True

The global eradication of smallpox in 1980 is one of international public health's greatest successes. But in 1966, seven years after the World Health Organization announced a plan to rid the world of the disease, smallpox was still widespread. The culprits? A lack of funds, personnel and vaccine supply.

Meanwhile, outbreaks across South America, Africa, and Asia continued, as the highly contagious virus continued to kill three out of every 10 people who caught it, while leaving many survivors disfigured. It took a renewed commitment of resources from wealthy nations to fulfill the promise made in 1959.

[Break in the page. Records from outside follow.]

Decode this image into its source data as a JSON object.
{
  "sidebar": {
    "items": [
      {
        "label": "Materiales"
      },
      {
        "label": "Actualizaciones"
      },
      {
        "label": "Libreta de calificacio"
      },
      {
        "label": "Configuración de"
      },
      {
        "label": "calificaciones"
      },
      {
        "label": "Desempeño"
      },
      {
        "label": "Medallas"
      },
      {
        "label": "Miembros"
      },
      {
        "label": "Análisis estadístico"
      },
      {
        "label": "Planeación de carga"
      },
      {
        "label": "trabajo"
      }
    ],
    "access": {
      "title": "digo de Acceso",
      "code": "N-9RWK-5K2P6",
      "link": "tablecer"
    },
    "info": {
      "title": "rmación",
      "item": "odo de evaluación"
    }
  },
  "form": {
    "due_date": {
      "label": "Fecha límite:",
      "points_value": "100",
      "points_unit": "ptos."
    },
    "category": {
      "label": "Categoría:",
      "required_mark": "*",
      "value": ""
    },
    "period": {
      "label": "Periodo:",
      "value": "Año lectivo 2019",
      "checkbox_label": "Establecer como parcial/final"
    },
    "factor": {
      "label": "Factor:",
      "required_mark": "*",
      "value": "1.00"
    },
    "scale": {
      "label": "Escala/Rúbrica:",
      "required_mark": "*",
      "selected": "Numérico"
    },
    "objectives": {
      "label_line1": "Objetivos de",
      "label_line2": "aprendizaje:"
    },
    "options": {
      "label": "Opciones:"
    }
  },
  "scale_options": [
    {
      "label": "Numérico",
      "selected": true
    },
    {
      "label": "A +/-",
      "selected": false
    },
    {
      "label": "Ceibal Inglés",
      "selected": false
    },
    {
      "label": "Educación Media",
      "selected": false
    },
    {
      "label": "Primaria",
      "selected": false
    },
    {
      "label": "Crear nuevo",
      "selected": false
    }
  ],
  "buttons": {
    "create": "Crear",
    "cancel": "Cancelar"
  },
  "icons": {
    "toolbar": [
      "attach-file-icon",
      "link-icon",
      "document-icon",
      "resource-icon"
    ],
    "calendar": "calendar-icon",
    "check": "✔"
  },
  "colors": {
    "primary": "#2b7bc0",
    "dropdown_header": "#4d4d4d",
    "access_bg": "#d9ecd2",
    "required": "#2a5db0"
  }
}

Forty-one years later, although we face a different virus, the potential for vast destruction is just as great, and the challenges of funding, personnel and supply are still with us, along with last-mile distribution. Today, while 30% of the U.S. population is fully vaccinated, with numbers rising every day, there is an overwhelming gap between wealthy countries and the rest of the world. It's becoming evident that the impact on the countries getting left behind will eventually boomerang back to affect us all.

Photo by ismail mohamed - SoviLe on Unsplash

The international nonprofit CARE recently released a policy paper that lays out the case for U.S. investment in a worldwide vaccination campaign. Founded 75 years ago, CARE works in over 100 countries and reaches more than 90 million people around the world through multiple humanitarian aid programs. Of note is the organization's worldwide reputation for its unshakeable commitment to the dignity of people; they're known for working hand-in-hand with communities and hold themselves to a high standard of accountability.

"As we enter into our second year of living with COVID-19, it has become painfully clear that the safety of any person depends on the global community's ability to protect every person," says Michelle Nunn, CARE USA's president and CEO. "While wealthy nations have begun inoculating their populations, new devastatingly lethal variants of the virus continue to emerge in countries like India, South Africa and Brazil. If vaccinations don't effectively reach lower-income countries now, the long-term impact of COVID-19 will be catastrophic."

Keep Reading Show less